One of those dramatic green-and-blue photos, shot on film from a small plane, is going to be one of 15 stamps featured in a new U.S. Postal Service series called Earthscapes Forever. Some of the other stamps feature wilderness icebergs in Alaska, saltwater evaporation ponds in northern California, sawmill-bound log rafts in Idaho and a New York City skyscraper. Two were captured by NASA’s Landsat 7 satellite.
“We get 40,000 ideas for stamps and only about 2,000 make the cut,” said Mark Saunders, the Postal Service communications official. “He’s really the best of the best.”
Davidson, who has published his work in National Geographic, Vanity Fair, Audobon and Smithsonian magazines, is happy that his work will be used on envelopes going through the world’s mailboxes, but he’s most enthusiastic about raising awareness of the complex natural phenomenon called the Chesapeake watershed. The author of a 2011 book by that name (who also published some of the photos in The Washington Post magazine in 2009), he told local radio host Kojo Nnamdi last fall that his photos are “vignettes.”
“You can’t shoot all of it at once. I wanted to show the little parts of the bay to make a greater whole,” he said then.
From the deck of a sailboat on Virginia’s South River at the southern end of the Chesapeake watershed, the Alexandria-based Davidson on Tuesday talked about the impact of New York and West Virginia land use on the rich ecosystem that many residents consider a summer playground.

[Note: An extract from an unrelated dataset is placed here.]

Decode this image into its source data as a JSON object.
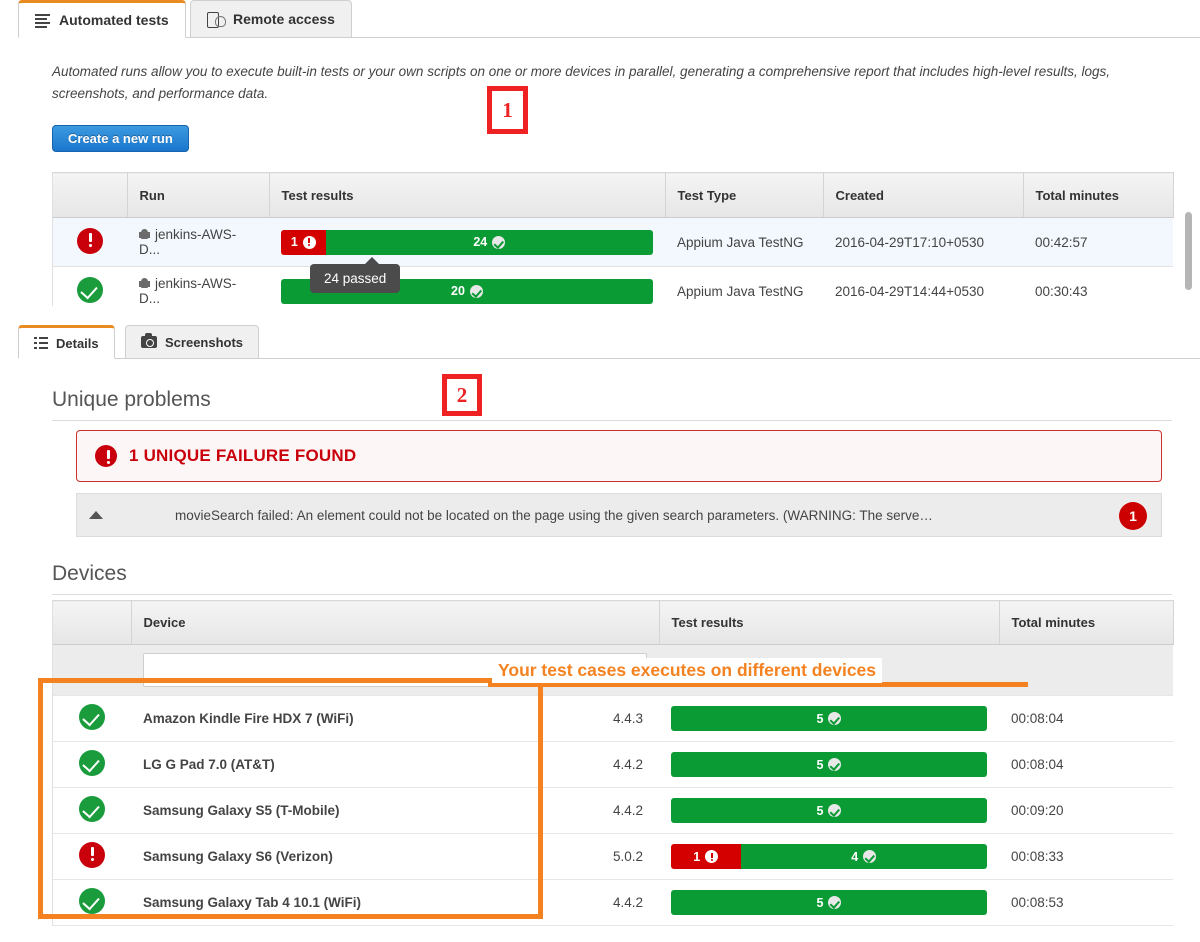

“All these little creeks, all these towns are part of the Chesapeake Bay,” Davidson said. “I’ve had people say to me ‘I didn’t know the Susquehanna was part of the Bay.’ ”
The stamps in the series will be issued Oct. 1 at NASA Goddard Space Center in Greenbelt during a 10:30 a.m. ceremony, which will be open to the public. Davidson will talk about how he shot his photo. NASA officials also will talk about their images in the collection, a view of the Mount St. Helens volcanic crater and Kansas croplands with center-pivot irrigation.